I thought it might interest you that Governor Engler's Administration has taken other bold steps to reduce tobacco usage in the State of Michigan. Governor Engler has signed Executive Orders [1992-3 dated 18 March 1992] to ban smoking in state buildings, prohibit tobacco sales on state property, and to end production of cigarettes by state prisons. We have established the right of K-12 students to smoke-free schools and established smoke free Child Care Centers. Tobacco vending machines are now banned in most public places and free samples of cigarettes are now restricted from being mailed in Michigan. Restaurant non-smoking seating has also been increased to 50% for those facilities that serve the public and have greater than 50 seats.

To protect those most vulnerable from the influence of others, Governor Engler's Administration recently has put more restrictive measures in place to curb the sale of tobacco products to children under 18 by requiring a picture identification to anyone attempting to purchase tobacco products under the age of 27. This program has had dramatic results by directly reducing illegal tobacco sales to minors.

Though some may not agree with the emphasis the Governor has placed upon curbing smoking, he firmly believes that these are necessary steps if we are to reduce health care costs and improve the health of the citizens of Michigan. You should be aware that the curbing of smoking will continue to play a central role in Governor Engler's overall strategy to promote a healthier Michigan.

Once again, thank you for contacting Governor Engler's office.


Stacy Watkins
Assistant to the Governor
Constituent Services Division

See 12 Jan 1999 Reply to Gov. Engler.


Testimony To Pass The Billboard Ban (20 April 1998)
According to Gary Heinlein, "Cigarette tax boosts budget," Detroit News, 19 Jan 2003, citing Michigan Treasury spokesman Terry Stanton, sales of cigarettes averaged 59.2 million packs a month in Michigan.
Taking the 59.2 million packs sold per month, X 12 months in one year = 710 million packs per year. Multiply the 710 million packs X $54.74 as damages-caused per each pack. That totals $38.86 billion in damages in one year.
Each year, this ($38.86 billion damages) unrecouped, unprevented, thus recurring amount, means we are losing, not gaining! The State could be setting aside funds for the 'rainy day fund.' Instead, the state has periodic "deficits."
For more on cigarette costs to society, see our costs site.

Cigarette Ads Are Illegal Everywhere
Cigarette Ads Are Illegal In Michigan

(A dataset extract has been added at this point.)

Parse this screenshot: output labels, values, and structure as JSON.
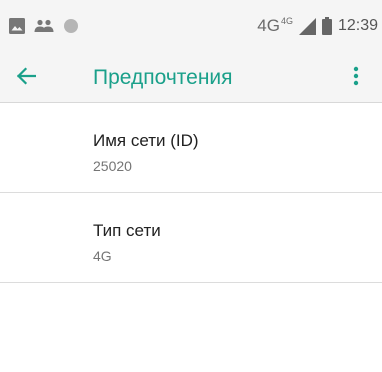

A Sample Handout To Serve On Cigarette Advertisers

The Department of Justice Position in Support of Baltimore's Ban
David Vladeck's Testimony Supporting Authority to Regulate Cigarette Advertising
Robert Kline's Testimony for Constitutionality of Regulating Cigarette Advertising

Recommended Tobacco General Information Web Sites
Cigarette Ingredients Cigarette Additives Definitions of Terms
Example State Law Tobacco Deaths--Case Law International Law

Governor John Engler and his staff were paper supportive, alleging trying to halt cigarette smuggling, issuing memoranda on the subject.

Ex Order 1992-3 Veto of 'smokers' rights" bill Law Support Letter # 1 Anti-Cigarette Smuggling Finding Law Support Letter # 2 Successor's Second-Hand Smoke Letter.

* * * * * * * * * * * *

We hope you agree with these emphases on tobacco control.

To urge the Governor to assign the
State Police to enforce
Michigan's Cigarette Control Law,
please click
here for a sample letter.

This site is sponsored as a public service by
The Crime Prevention Group


Copyright 1999 TCPG